Now, here’s a realization: He equips those whom He calls. (And I’m pertaining to every Christ follower, not just the ordained or those in professional full-time ministry.)  He provides and cares for us.  He leads us by His loving hand! Given all these truths, I am secure that He will carry me from Point A going to Point B.  He’ll definitely make sure that He gets the job done in me and through me!

What’s our part, then, in this case?  Admit your weakness, and declare Your dependence unto Him.  Let God work His way in your life, and allow Him to use you for His glory.

Is it going to be easy? Nope, since there are a lot of risks involved. 

How long will the process take? The answer’s indefinite, but certainly not overnight.

Is it really wise to depend on Him? Well, if you pledge allegiance with Jesus, then it’s going to be the wisest choice you’ll ever make in your life.

So today, I humbly confess that I’m weak, that I should shun pride, and that I desperately need the Lord.  Like the apostle Paul, I shall boast of my being weak.  Why?  It is because God’s grace is sufficient and His power is made perfect in our weakness.  It may sound like a paradox for the majority since the world does not normally operate this way.  However, God can only break through in the lives of people whose hearts are totally abandoned to Him.
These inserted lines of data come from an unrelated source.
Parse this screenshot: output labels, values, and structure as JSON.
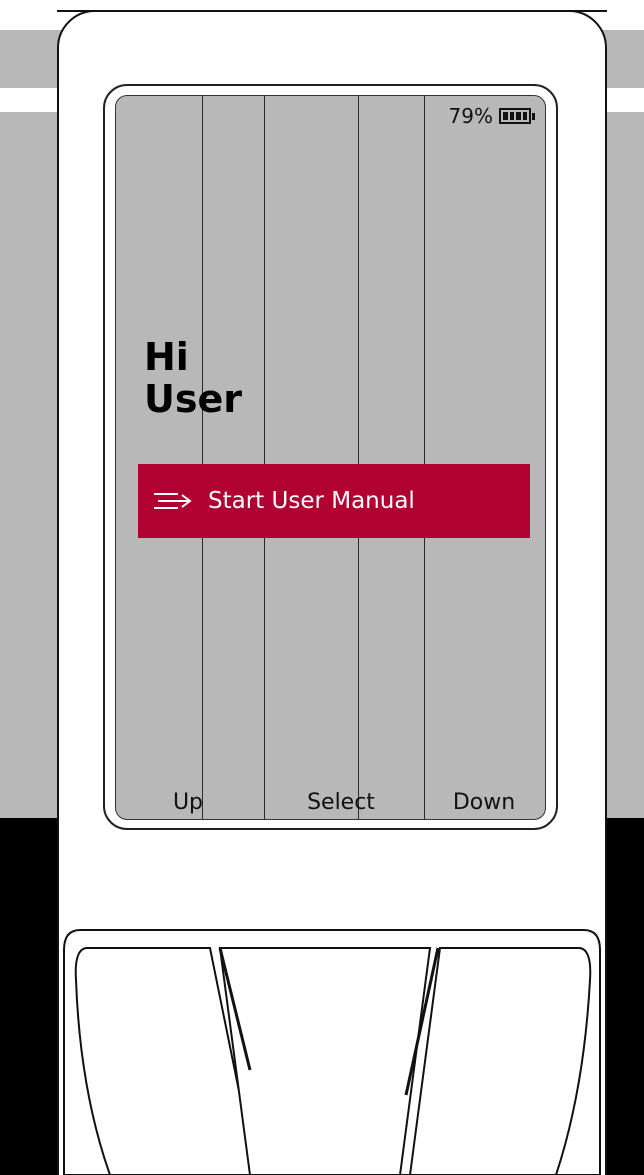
{
  "status": {
    "battery_percent": "79%",
    "battery_level": 0.79,
    "battery_icon": "battery-icon"
  },
  "greeting": {
    "line1": "Hi",
    "line2": "User"
  },
  "start_button": {
    "label": "Start User Manual",
    "icon": "arrow-lines-icon"
  },
  "softkeys": {
    "up": "Up",
    "select": "Select",
    "down": "Down"
  },
  "colors": {
    "screen_background": "#b8b8b8",
    "accent": "#b10032",
    "device": "#ffffff",
    "outline": "#111111"
  }
}
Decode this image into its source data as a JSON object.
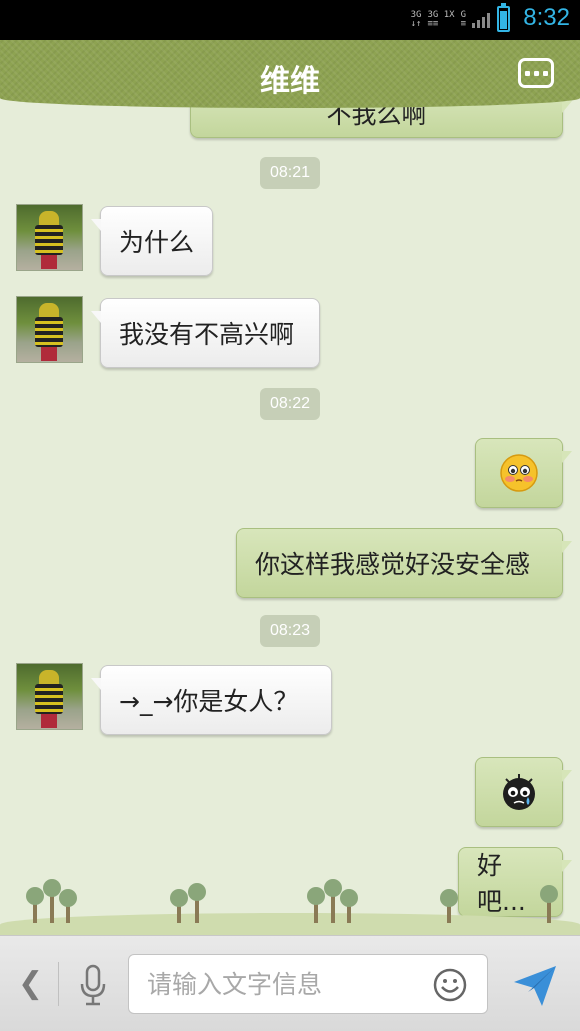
{
  "status_bar": {
    "network_left": "3G\n↓↑",
    "network_mid": "3G 1X\n≡",
    "network_right": "G",
    "time": "8:32"
  },
  "header": {
    "title": "维维",
    "menu_icon": "more-dots-icon"
  },
  "messages": [
    {
      "side": "right",
      "text": "不我么啊",
      "partial": true
    },
    {
      "side": "time",
      "text": "08:21"
    },
    {
      "side": "left",
      "text": "为什么"
    },
    {
      "side": "left",
      "text": "我没有不高兴啊"
    },
    {
      "side": "time",
      "text": "08:22"
    },
    {
      "side": "right",
      "emoji": "blushing-face-emoji"
    },
    {
      "side": "right",
      "text": "你这样我感觉好没安全感"
    },
    {
      "side": "time",
      "text": "08:23"
    },
    {
      "side": "left",
      "text": "→_→你是女人？"
    },
    {
      "side": "right",
      "emoji": "crying-black-face-emoji"
    },
    {
      "side": "right",
      "text": "好吧..."
    }
  ],
  "input_bar": {
    "placeholder": "请输入文字信息",
    "back_icon": "chevron-left-icon",
    "voice_icon": "microphone-icon",
    "emoji_icon": "smiley-icon",
    "send_icon": "send-plane-icon"
  },
  "colors": {
    "header": "#8ea352",
    "chat_background": "#e6edd9",
    "sent_bubble": "#cadca6",
    "received_bubble": "#f4f4f4",
    "accent": "#33b5e5"
  }
}
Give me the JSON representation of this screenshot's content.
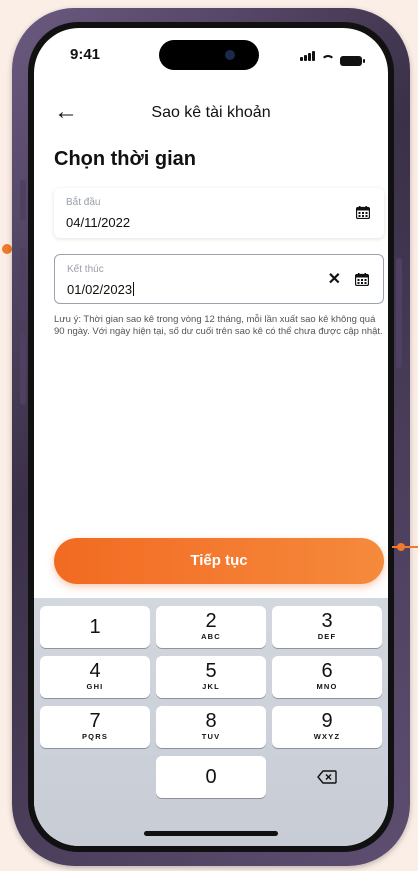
{
  "status": {
    "time": "9:41"
  },
  "header": {
    "back_icon": "arrow-left-icon",
    "title": "Sao kê tài khoản"
  },
  "section_title": "Chọn thời gian",
  "start_field": {
    "label": "Bắt đầu",
    "value": "04/11/2022",
    "icon": "calendar-icon"
  },
  "end_field": {
    "label": "Kết thúc",
    "value": "01/02/2023",
    "clear_icon": "close-icon",
    "icon": "calendar-icon"
  },
  "note": "Lưu ý: Thời gian sao kê trong vòng 12 tháng, mỗi lần xuất sao kê không quá 90 ngày. Với ngày hiện tại, số dư cuối trên sao kê có thể chưa được cập nhật.",
  "continue_button": "Tiếp tục",
  "keypad": {
    "keys": [
      {
        "num": "1",
        "letters": ""
      },
      {
        "num": "2",
        "letters": "ABC"
      },
      {
        "num": "3",
        "letters": "DEF"
      },
      {
        "num": "4",
        "letters": "GHI"
      },
      {
        "num": "5",
        "letters": "JKL"
      },
      {
        "num": "6",
        "letters": "MNO"
      },
      {
        "num": "7",
        "letters": "PQRS"
      },
      {
        "num": "8",
        "letters": "TUV"
      },
      {
        "num": "9",
        "letters": "WXYZ"
      },
      {
        "num": "0",
        "letters": ""
      }
    ],
    "delete_icon": "backspace-icon"
  },
  "colors": {
    "accent": "#f26a22",
    "background": "#fbeee6"
  }
}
Perhaps, the Lord is asking you to let go of your pride or of too much control.  Maybe those are things that stand between you and Him at this moment, don’t you think?

I pray you’d take that life-changing step of faith today.